HITS researchers collaborate with ELIXIR Nodes to contribute to the development of a knowledgebase of SARS-CoV-2 virus host-pathogen interactions.
Announced last week in “Scientific data”, the COVID-19 Disease Map is an international effort to organize the molecular processes underlying the virus-host interactions in COVID-19.
Based on the rapidly growing body of scientific literature and curated by domain experts, the resource will allow visual exploration and computational analyses of molecular processes involved in SARS-CoV-2 entry, replication, and host-pathogen interactions, as well as host cell recovery and repair mechanisms.
The resource will improve researchers’ understanding of COVID-19 and speed up the development of efficient diagnostics and therapies. It will also facilitate collaboration between clinicians, virologists, or computational biologists in developing robust disease models or in repositioning of existing drugs.
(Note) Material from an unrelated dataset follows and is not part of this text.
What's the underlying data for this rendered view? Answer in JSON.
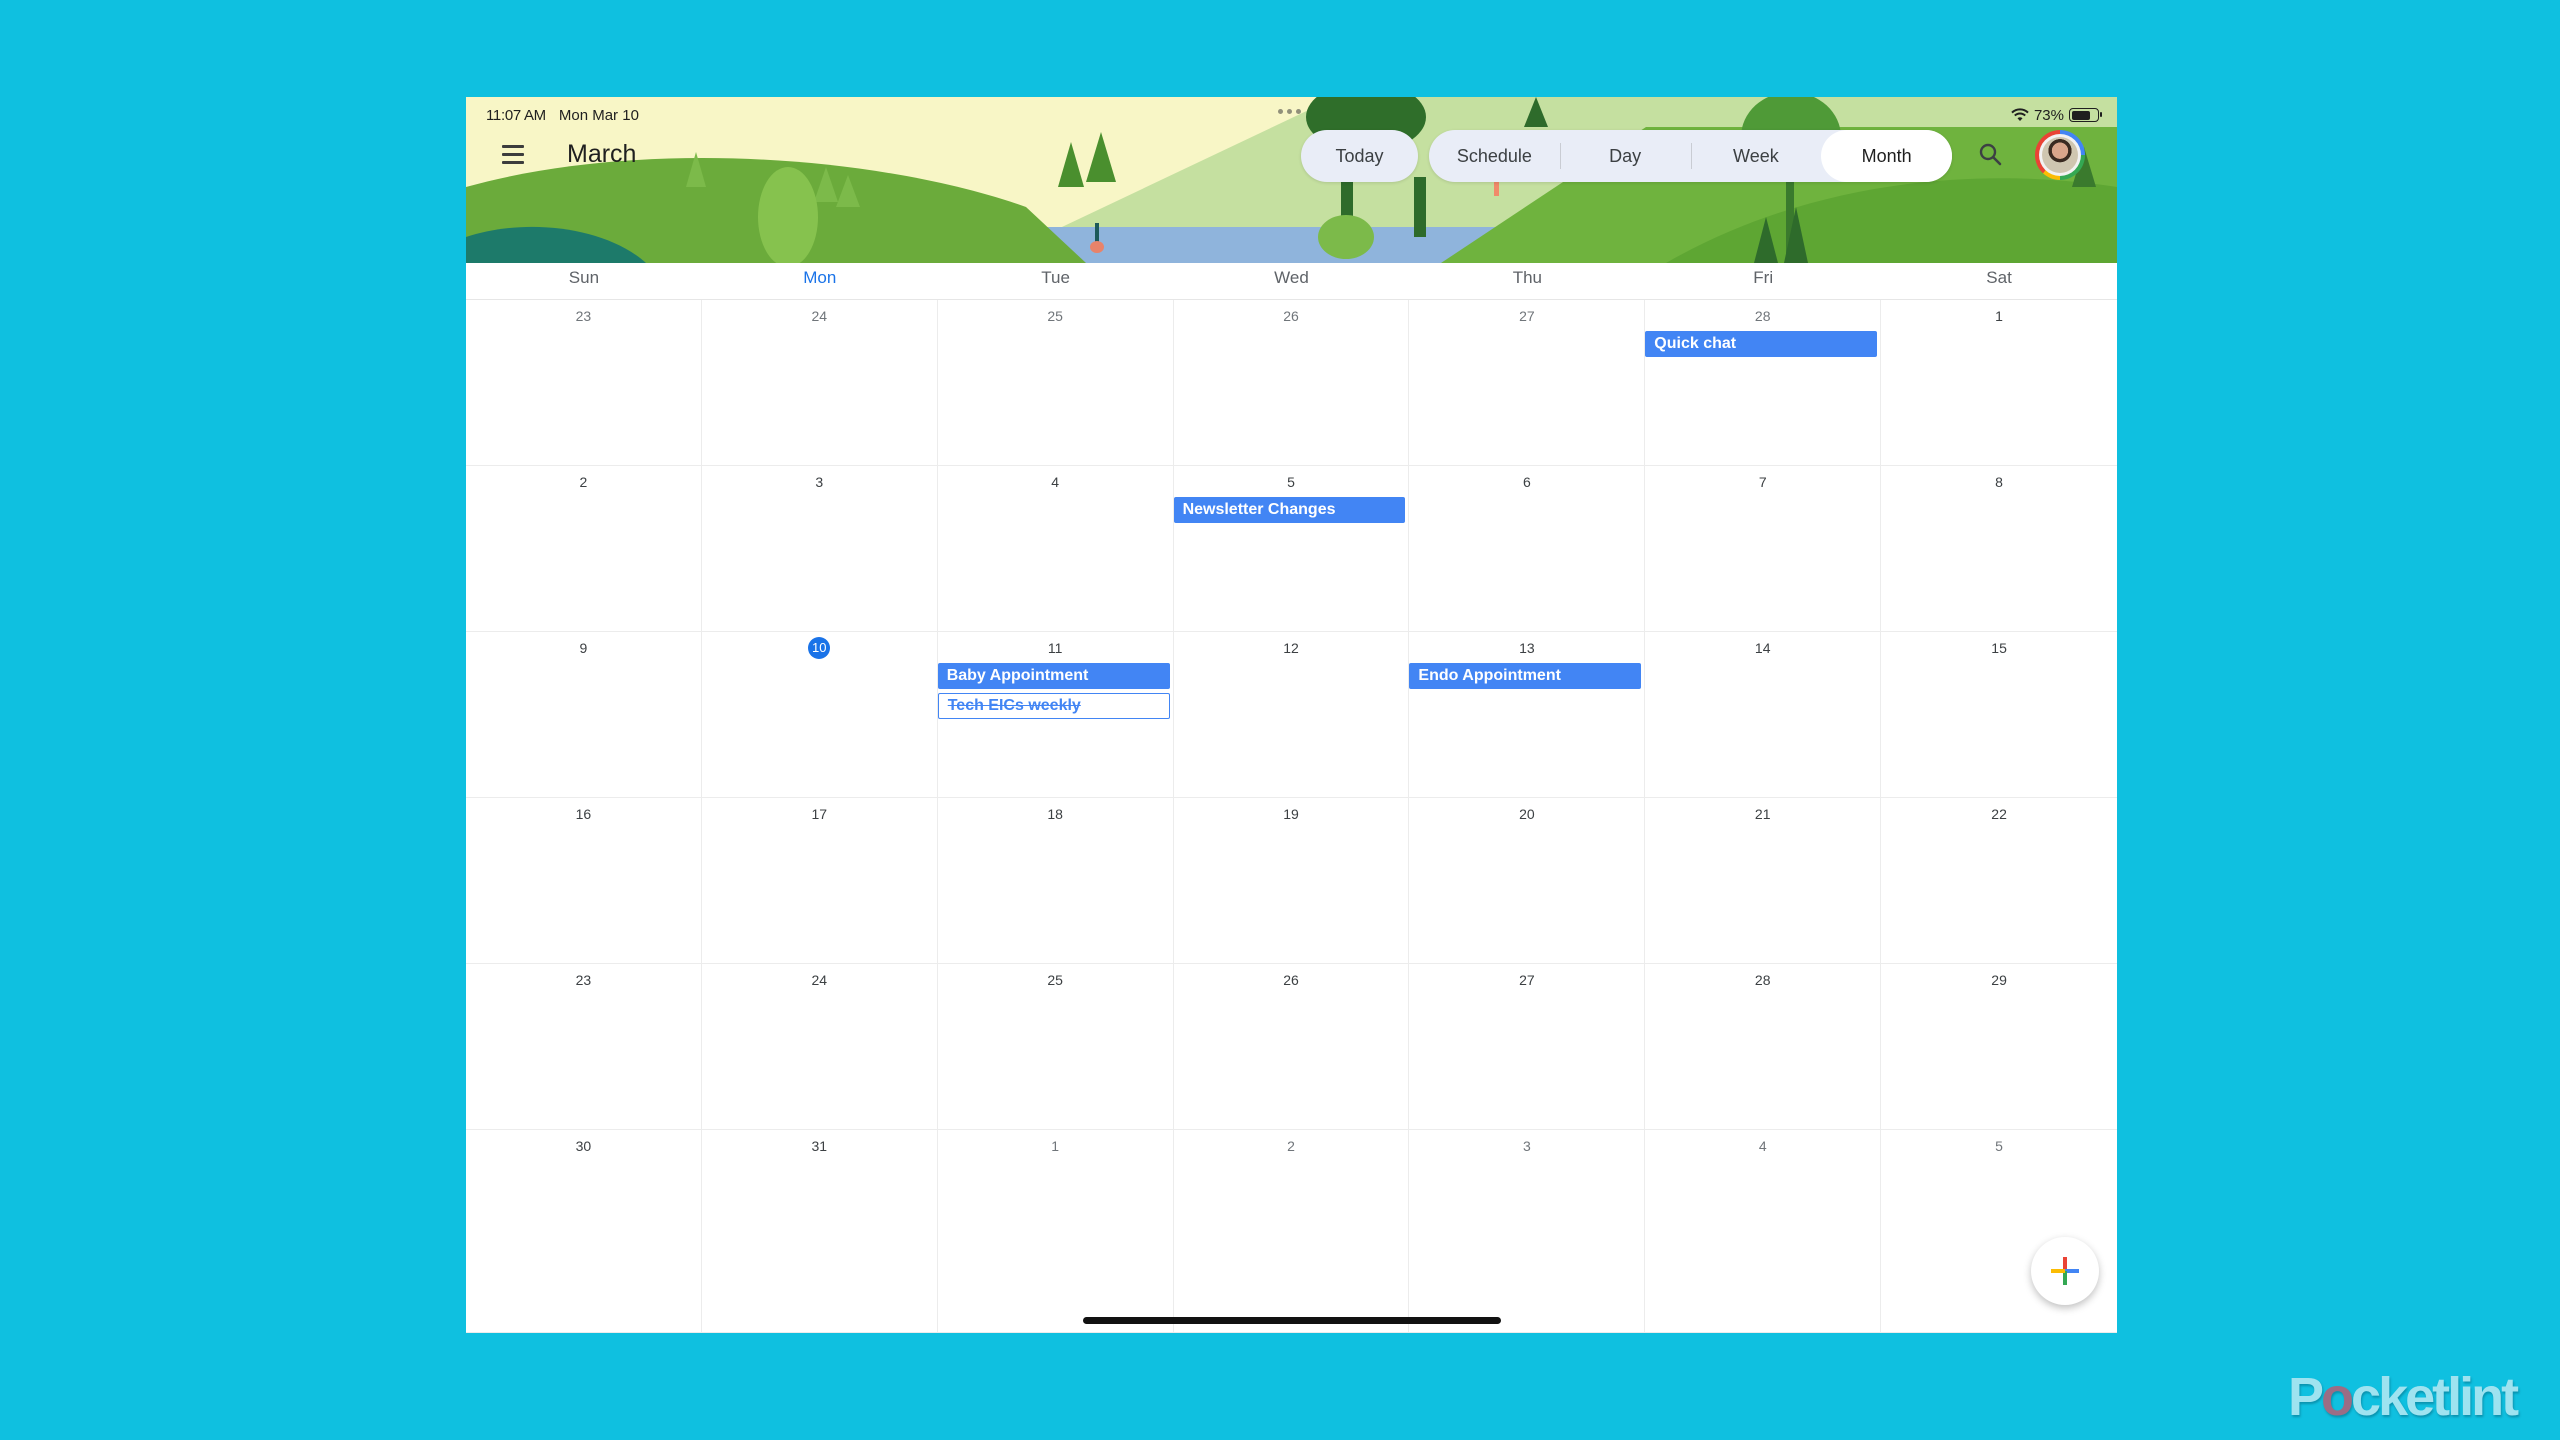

The COVID-19 Disease Map is led by ELIXIR Luxembourg, and is being developed as one of the services offered by the Node. The MINERVA Platform, run by the Node, is dedicated to visual exploration and analytics of disease maps. It serves as one of the central repositories of the COVID-19 Disease Map, providing interactive visualization, search capabilities and conversion between systems biology formats.
The consortium includes 196 contributors from 31 countries, including several other ELIXIR Nodes (ELIXIR Spain, France, Italy, UK, Netherlands, Germany, EMBL-EBI and Norway). Thanks to close operational links between different ELIXIR Nodes, the initiative could quickly build on existing synergies and establish connections to other resources.
Extending ELIXIR Nodes’ collaborations
The COVID-19 Disease Map takes advantage of the FAIRDOM initiative developed by members of ELIXIR Germany and ELIXIR UK. Based on the SEEK software, the project space on FAIRDOMHub provides a transparent and efficient way of organizing researchers and research assets related to the project: https://fairdomhub.org. The SEEK software for scientific data management in the life sciences has been developed over the last 12 years by members of the Scientific Databases and Visualization group (SDBV) of HITS together with partners at the University of Manchester (UK) and is a recognized ELIXIR UK Resource. It now helps around 200 researchers worldwide in their efforts to unravel and visually explore the molecular processes underlying virus infections and disease mechanisms in COVID-19.
The contributions from ELIXIR Netherlands center around WikiPathways, a resource that uses the BridgeDb ELIXIR Recommended Interoperability Resource to link to various ELIXIR core data resources and allows analysis for data from ELIXIR recommended repositories.
Just this week, a workflow scheme for conversion and interoperability between the various resources in the COVID-19 Disease Map, and a design to capture evidence for individual reactions and evaluation of data analysis options were developed at the ELIXIR interoperability online hackathon.
Marek Ostaszewski, the project leader from ELIXIR Luxembourg said: “As part of ELIXIR we could tap into the rich network of collaborations between ELIXIR Nodes and capitalize on ongoing projects within ELIXIR. Thus, we could quickly connect with our colleagues in many ELIXIR nodes and benefit from their work on interoperability resources like BridgeDb, Identifiers.org and the FAIRDOM and SEEK initiatives. The ability to react quickly and build on existing efforts is important in any situation, but it is absolutely critical in public health emergencies such as the current pandemic.”
The initiative is open to any domain expert who wants to contribute to building the knowledge base or developing data models for diagnostics and treatments of the disease.
HITS, the Heidelberg Institute for Theoretical Studies, was established in 2010 by physicist and SAP co-founder Klaus Tschira (1940-2015) and the Klaus Tschira Foundation as a private, non-profit research institute. HITS conducts basic research in the natural, mathematical, and computer sciences. Major research directions include complex simulations across scales, making sense of data, and enabling science via computational research. Application areas range from molecular biology to astrophysics. An essential characteristic of the Institute is interdisciplinarity, implemented in numerous cross-group and cross-disciplinary projects. The base funding of HITS is provided by the Klaus Tschira Foundation.